Dataset rows for apps and sites
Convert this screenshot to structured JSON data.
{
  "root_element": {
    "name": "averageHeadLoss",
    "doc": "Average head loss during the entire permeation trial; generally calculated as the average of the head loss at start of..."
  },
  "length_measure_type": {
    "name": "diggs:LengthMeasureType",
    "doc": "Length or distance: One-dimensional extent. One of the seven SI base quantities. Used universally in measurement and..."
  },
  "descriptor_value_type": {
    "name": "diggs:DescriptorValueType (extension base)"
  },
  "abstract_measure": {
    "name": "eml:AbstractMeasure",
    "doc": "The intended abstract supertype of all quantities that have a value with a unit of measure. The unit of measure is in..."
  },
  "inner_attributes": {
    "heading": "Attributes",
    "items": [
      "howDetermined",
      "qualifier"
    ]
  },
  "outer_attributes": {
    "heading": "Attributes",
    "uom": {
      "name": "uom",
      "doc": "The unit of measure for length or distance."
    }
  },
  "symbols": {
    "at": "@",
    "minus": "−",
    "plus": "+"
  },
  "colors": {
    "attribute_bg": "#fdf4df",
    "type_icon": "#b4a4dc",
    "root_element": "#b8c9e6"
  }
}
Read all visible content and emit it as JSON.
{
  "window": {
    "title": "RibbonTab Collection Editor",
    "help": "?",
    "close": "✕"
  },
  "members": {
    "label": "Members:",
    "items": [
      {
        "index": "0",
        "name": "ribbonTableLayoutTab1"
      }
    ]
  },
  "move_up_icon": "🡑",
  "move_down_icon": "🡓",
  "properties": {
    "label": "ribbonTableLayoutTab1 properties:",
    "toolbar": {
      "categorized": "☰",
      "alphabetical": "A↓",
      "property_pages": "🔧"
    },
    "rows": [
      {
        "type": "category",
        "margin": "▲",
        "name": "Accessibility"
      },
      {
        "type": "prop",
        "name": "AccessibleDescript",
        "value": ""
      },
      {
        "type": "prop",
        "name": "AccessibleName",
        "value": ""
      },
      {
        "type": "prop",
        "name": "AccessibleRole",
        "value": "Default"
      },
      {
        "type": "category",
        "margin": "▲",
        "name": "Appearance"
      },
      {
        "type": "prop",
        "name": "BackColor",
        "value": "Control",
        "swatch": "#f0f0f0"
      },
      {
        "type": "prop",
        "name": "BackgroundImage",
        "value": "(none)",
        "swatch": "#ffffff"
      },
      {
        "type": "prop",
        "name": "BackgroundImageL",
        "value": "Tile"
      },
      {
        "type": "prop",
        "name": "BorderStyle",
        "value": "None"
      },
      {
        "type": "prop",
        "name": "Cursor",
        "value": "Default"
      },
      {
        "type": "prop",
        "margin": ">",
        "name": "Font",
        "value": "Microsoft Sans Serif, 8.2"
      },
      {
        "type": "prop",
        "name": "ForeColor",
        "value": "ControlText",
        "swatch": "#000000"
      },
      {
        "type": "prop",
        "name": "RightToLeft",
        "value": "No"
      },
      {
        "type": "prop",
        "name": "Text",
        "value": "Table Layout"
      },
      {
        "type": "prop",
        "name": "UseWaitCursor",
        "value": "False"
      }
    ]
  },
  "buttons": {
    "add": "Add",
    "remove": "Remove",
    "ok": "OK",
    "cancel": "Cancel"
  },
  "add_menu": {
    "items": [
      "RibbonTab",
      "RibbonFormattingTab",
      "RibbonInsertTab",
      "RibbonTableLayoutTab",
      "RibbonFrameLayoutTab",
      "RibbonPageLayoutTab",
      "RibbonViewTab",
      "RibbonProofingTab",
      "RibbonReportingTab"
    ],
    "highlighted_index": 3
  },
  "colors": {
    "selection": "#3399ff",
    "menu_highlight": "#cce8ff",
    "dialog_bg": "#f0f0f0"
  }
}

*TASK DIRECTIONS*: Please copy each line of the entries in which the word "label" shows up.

*ANSWER SPACE*:
    "label": "Members:",
    "label": "ribbonTableLayoutTab1 properties:",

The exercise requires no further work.